By Tom Steward/Watchdog Minnesota Bureau
ST. PAUL, Minn.— As thousands of frustrated Minnesotans were notified about glitches and errors in their applications on the state insurance exchange, April Todd-Malmlov took a two-week break.
Problem is, Todd-Malmlov is MNsure executive director. Her vacation, in November, included a trip to tropical Costa Rica.
Watchdog Minnesota Bureau obtained an out-of-office email reply from Todd-Malmlov’s state account, stamped Nov. 24. The email was from an applicant, who contacted her after trying for more than a month to obtain insurance coverage through the state’s online exchange.
Todd-Malmlov’s automated email reply stated she would be out of the office until Monday, Dec. 2. MNsure staff confirmed Todd-Malmov was out of the office for eight business days before the two-day Thanksgiving Day holiday for state employees.
“Our leadership here works very, very closely with April, and the rest of the MNsure staff are deeply trusted and have the full faith and trust of our executive director and were at the helm in partnership with April even when she was out of the office,” said Jenni Bowring-McDonough, media relations coordinator for MNsure. “It certainly was not a case of any gap in forward motion or any gap in work that needed to be completed and attended to because our commitment every day is to making the improvements that we need to make so that people can have the coverage they need starting Jan. 1.”

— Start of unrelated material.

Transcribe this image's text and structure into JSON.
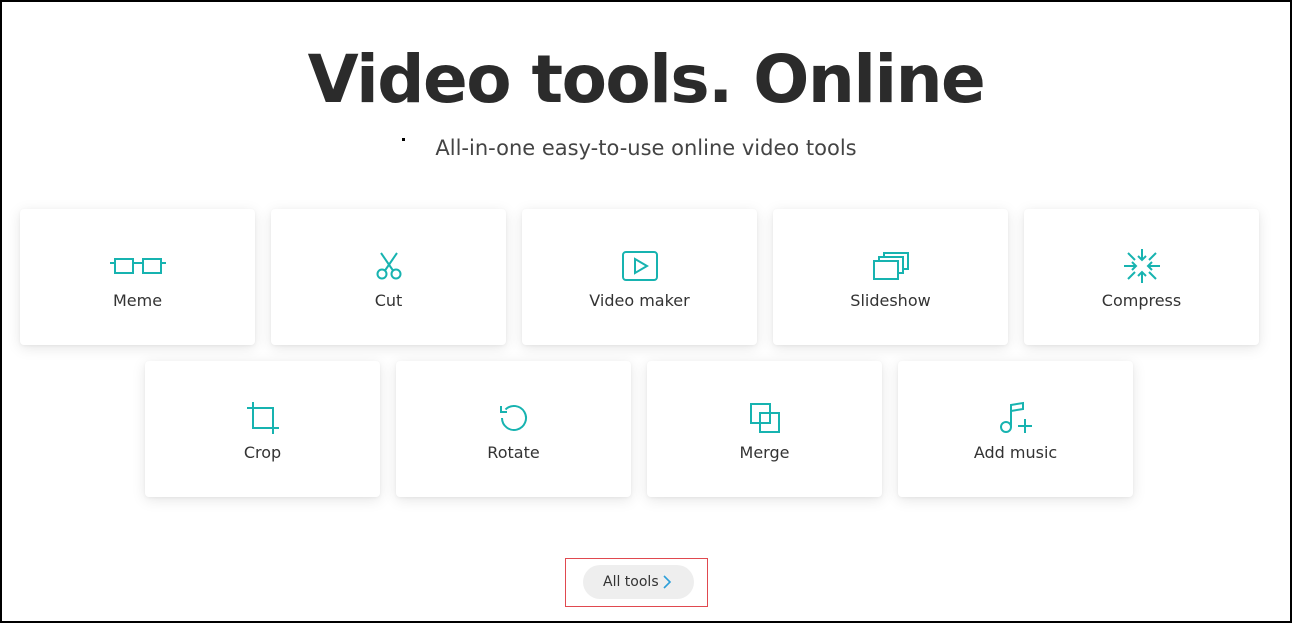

Word that MNsure’s top official took a trip to the tropics only added to one applicant’s frustration. Barb Stonebraker faces the loss of her Minnesota Comprehensive Health Association coverage Jan. 1, yet she continues to deal with technical bugs and other problems as she tries to obtain private coverage through Minnesota’s online marketplace.
“I think it’s terrible. I think it’s unconscionable that she would leave when there’s problems and they can’t figure it out,” said Stonebraker, a small business owner in Victoria. “I’ve been trying and I’ve wasted so many hours and hours trying to get an invoice, and I still can’t.”
The office of Gov. Mark Dayton, a Democrat, and the MNsure board of directors were notified well in advance of the departure date and supported Todd-Malmlov’s Costa Rica trip. Todd-Malmlov was available by phone and email and communicated with MNsure personnel every day, according to MNsure communications staff.
Todd-Malmlov’s getaway comes after similar revelations that led to the resignation of Rebecca Pearce, the director of Maryland’s state health exchange, Dec. 6. Pearce came under fire for taking a Caribbean vacation in the midst of a rocky roll-out of the Maryland Health Benefit Exchange. Media reports indicate Pearce was in the Cayman Islands and unavailable during Thanksgiving week. Maryland Lt. Gov. Anthony Brown, a Democrat, told the Baltimore Sun, “We needed all hands on deck. Now is not the time to take a vacation.”
MNsure officials downplayed comparisons between the ill-timed trips.
“We’re aware of that, but I don’t know that we would draw any parallels there though,” said Bowring-McDonough. “Our board and the governor’s office were fully aware long before this trip took place and were supportive of it, and so I don’t see any parallel between the two given what I read in the story.”
One lawmaker believes otherwise.
“I think it’s disappointing when Minnesotans are facing chaos thanks to the changes from MNsure and not getting service that her priority wasn’t here in Minnesota,” said Sen. Michelle Benson, R-Ham Lake, a member of the MNsure Legislative Oversight Committee.
Comments posted on MNsure’s Facebook page over the decision to close the health exchange office and help lines Nov. 28 and 29 for the Thanksgiving holiday reflect customers’ dissatisfaction.
“Whoa, you’re taking a holiday when so many cannot even enroll in plans. Is that right?” asked Rebecca on the MNsure page. “Welcome to government run healthcare. Two day holiday during the enrollment period?” posted Kevin.
Contact Tom Steward at email@example.com.